Smokers sixty and older had an eighty-three percent increased
risk of dying from all causes compared to people who had never
smoked. Smokers also had a thirty-four percent higher risk of death
compared to former smokers.
T.H. Lam is professor in the school of public health at the
University of Hong Kong. He says people who continue to smoke as
seniors have at least a fifty percent chance of dying from their
What about smokers who start at a young age and stop when they
are in their thirties? Dr. Lam says they can reduce their risk of
dying from a smoking-related illness to almost the same level as
someone who never smoked. Even people who never smoke can still die
from breathing other people's secondhand smoke.
An article on smoking among older individuals, with a commentary

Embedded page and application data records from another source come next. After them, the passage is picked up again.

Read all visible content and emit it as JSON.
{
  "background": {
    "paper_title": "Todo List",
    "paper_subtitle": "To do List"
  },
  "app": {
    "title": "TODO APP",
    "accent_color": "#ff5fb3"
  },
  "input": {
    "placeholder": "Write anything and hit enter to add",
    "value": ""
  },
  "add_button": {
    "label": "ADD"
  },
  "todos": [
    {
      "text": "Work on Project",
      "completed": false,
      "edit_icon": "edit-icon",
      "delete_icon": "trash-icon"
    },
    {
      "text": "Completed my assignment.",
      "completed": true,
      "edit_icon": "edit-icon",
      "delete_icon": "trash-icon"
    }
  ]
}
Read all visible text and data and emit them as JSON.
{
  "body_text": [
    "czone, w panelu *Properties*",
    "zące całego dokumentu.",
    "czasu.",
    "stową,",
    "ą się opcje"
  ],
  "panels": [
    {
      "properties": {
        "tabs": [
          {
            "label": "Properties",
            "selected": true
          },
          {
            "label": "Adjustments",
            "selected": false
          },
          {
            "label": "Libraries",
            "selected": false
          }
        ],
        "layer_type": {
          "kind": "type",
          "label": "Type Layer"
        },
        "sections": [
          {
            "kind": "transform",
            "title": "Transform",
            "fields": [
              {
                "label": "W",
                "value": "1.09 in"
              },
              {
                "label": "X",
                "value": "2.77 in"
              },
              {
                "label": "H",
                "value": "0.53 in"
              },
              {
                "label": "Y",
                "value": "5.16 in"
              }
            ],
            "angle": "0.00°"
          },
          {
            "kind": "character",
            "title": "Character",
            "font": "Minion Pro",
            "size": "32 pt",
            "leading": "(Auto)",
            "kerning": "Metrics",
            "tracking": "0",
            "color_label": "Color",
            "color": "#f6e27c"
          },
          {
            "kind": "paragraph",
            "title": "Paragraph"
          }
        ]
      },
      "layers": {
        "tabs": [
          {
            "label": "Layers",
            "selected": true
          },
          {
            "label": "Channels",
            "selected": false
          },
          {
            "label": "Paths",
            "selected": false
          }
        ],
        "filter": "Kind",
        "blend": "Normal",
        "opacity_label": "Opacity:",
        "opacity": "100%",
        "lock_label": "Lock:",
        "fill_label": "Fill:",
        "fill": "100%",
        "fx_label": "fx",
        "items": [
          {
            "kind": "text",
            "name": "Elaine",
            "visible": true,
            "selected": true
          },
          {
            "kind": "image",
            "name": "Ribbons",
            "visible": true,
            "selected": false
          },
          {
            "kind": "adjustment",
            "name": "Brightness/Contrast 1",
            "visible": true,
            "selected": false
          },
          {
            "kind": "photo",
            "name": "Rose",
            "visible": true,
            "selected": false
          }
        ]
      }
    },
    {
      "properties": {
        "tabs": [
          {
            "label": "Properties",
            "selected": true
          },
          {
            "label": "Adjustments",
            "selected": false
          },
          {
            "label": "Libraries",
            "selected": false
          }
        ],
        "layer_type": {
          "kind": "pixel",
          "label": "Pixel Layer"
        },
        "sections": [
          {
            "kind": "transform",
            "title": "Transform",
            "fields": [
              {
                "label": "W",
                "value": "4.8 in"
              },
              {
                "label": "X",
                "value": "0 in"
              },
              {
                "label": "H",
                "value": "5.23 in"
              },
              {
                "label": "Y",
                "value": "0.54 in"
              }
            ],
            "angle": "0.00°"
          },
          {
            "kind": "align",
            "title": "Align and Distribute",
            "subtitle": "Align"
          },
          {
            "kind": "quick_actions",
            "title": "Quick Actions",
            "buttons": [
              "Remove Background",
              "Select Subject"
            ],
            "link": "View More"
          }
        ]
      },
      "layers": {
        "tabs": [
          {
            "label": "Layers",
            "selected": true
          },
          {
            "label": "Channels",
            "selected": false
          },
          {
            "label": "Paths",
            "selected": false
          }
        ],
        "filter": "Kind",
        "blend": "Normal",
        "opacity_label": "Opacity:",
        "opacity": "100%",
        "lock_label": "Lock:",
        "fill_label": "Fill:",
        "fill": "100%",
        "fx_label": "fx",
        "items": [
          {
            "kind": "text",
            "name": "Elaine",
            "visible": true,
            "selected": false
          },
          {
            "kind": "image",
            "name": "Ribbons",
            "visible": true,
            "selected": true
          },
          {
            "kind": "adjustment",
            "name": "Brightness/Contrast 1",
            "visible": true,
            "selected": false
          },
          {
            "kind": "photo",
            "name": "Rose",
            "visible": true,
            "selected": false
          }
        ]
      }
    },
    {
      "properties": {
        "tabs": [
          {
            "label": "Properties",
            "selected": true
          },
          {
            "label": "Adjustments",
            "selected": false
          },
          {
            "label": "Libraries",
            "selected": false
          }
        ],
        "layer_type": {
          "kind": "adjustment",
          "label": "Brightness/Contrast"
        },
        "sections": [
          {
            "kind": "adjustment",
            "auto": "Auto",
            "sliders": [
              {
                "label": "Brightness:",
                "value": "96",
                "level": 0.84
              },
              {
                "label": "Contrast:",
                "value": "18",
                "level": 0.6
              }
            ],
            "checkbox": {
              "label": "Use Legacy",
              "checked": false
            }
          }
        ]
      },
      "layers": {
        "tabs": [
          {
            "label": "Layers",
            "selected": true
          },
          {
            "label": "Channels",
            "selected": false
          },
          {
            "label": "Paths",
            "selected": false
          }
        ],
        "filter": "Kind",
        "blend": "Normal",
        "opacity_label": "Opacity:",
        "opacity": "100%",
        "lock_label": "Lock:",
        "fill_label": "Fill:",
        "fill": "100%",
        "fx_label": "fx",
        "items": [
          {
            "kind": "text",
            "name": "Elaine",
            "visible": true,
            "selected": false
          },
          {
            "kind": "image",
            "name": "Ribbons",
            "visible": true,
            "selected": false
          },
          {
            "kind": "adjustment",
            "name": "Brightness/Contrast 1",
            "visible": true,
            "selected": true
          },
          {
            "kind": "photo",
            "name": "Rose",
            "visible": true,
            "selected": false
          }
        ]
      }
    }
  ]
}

by T.H. Lam, appeared in the Archives of Internal Medicine.
In other news, the World Health Organization now says diesel
fuel exhaust causes cancer. Since nineteen eighty-eight the WHO had
rated exhaust from diesel engines as "probably carcinogenic" to
humans. Now, it compares the risk to that of secondhand cigarette
This month's announcement came after international experts spent
a week reviewing new research findings. Those included a long-term
study of more than twelve thousand miners who were heavily exposed
to diesel exhaust.
The diesel industry pointed out that the mining study lacked
exact data on exposure levels during its early years. Also, diesel
engine makers point to their new designs that produce far less
emissions than older truck and bus engines.